Nutrition Journal 2013, 12:105  doi:10.1186/1475-2891-12-105

Published: 29 July 2013

Abstract

Background

We found marked improvement of glycemic control and several cardiovascular risk factors in patients with type 2 diabetes given advice to follow a Paleolithic diet, as compared to a diabetes diet. We now report findings on subjective ratings of satiety at meal times and participants’ other experiences of the two diets from the same study.

Methods

In a randomized cross-over study, 13 patients with type 2 diabetes (3 women and 10 men), were instructed to eat a Paleolithic diet based on lean meat, fish, fruits, vegetables, root vegetables, eggs and nuts, and a diabetes diet designed in accordance with dietary guidelines, during two consecutive 3-month periods. In parallel with a four-day weighed food record, the participants recorded their subjective rating of satiety. Satiety quotients were calculated as the intra-meal quotient of change in satiety during a meal and consumed energy or weight of food and drink for that specific meal. All participants answered the same three open-ended questions in a survey following each diet: “What thoughts do you have about this diet?”, “Describe your positive and negative experiences with this diet” and “How do you think this diet has affected your health?”.
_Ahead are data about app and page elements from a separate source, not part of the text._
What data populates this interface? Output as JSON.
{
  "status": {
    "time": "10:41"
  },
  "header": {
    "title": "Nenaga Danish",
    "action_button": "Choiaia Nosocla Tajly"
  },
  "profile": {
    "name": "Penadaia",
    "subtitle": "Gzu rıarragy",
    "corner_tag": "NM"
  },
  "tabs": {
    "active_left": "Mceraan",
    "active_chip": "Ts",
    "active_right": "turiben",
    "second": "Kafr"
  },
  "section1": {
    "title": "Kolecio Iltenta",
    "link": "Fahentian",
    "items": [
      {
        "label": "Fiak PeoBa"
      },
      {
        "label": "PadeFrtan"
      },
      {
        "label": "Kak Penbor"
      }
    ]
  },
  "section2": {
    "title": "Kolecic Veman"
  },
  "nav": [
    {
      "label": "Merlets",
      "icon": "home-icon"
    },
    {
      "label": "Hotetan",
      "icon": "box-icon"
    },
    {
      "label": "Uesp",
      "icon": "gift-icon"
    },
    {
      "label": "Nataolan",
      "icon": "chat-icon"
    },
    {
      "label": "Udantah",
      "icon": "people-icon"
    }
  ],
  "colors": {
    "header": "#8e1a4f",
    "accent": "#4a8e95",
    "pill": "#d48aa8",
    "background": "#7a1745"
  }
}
Results

The participants were equally satiated on both diets. The Paleolithic diet resulted in greater satiety quotients for energy per meal (p = 0.004), energy density per meal (p = 0.01) and glycemic load per meal (p = 0.02). The distribution of positive and negative comments from the survey did not differ between the two diets, and the comments were mostly positive. Among comments relating to recurring topics, there was no difference in distribution between the two diets for comments relating to tastelessness, but there was a trend towards more comments on the Paleolithic diet being satiating and improving blood sugar values, and significantly more comments on weight loss and difficulty adhering to the Paleolithic diet.

Conclusions
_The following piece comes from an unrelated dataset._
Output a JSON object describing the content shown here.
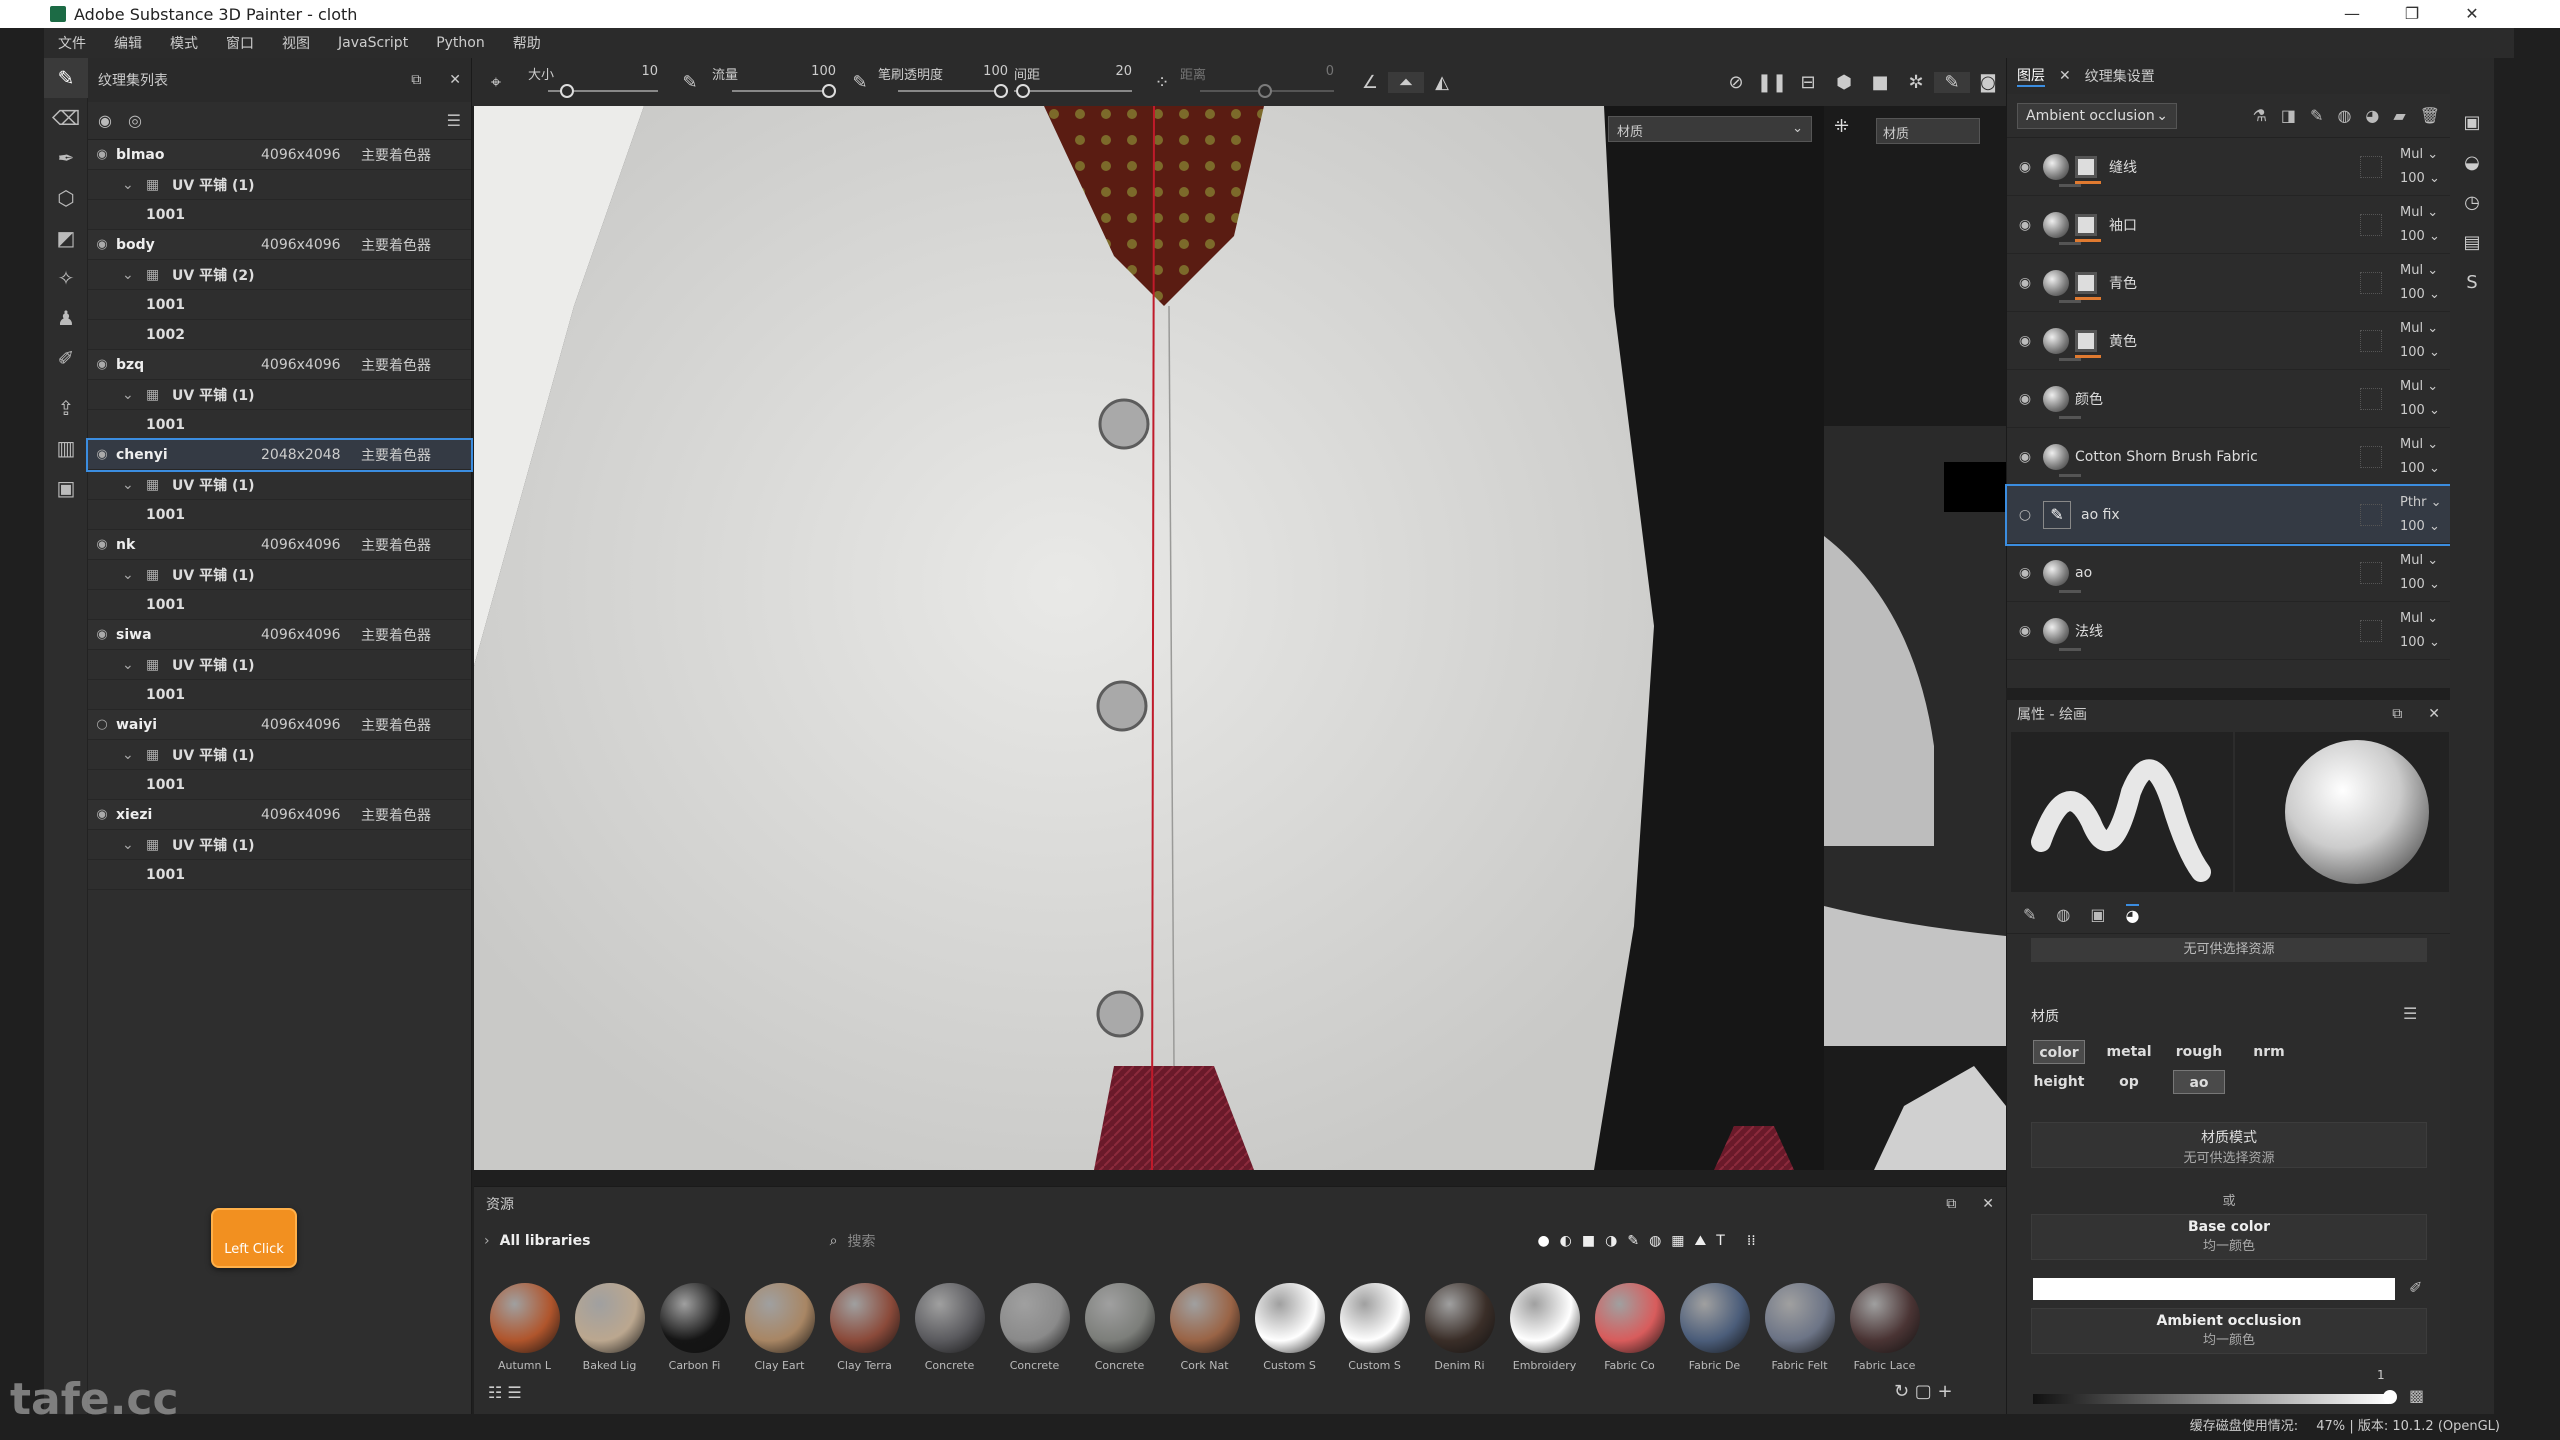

A Paleolithic diet is more satiating per calorie than a diabetes diet in patients with type 2 diabetes. The Paleolithic diet was seen as instrumental in weight loss, albeit it was difficult to adhere to.

Trial registration

ClinicalTrials.gov: NCT00435240

Keywords:
Satiety; Diabetes; Weight loss; Paleolithic diet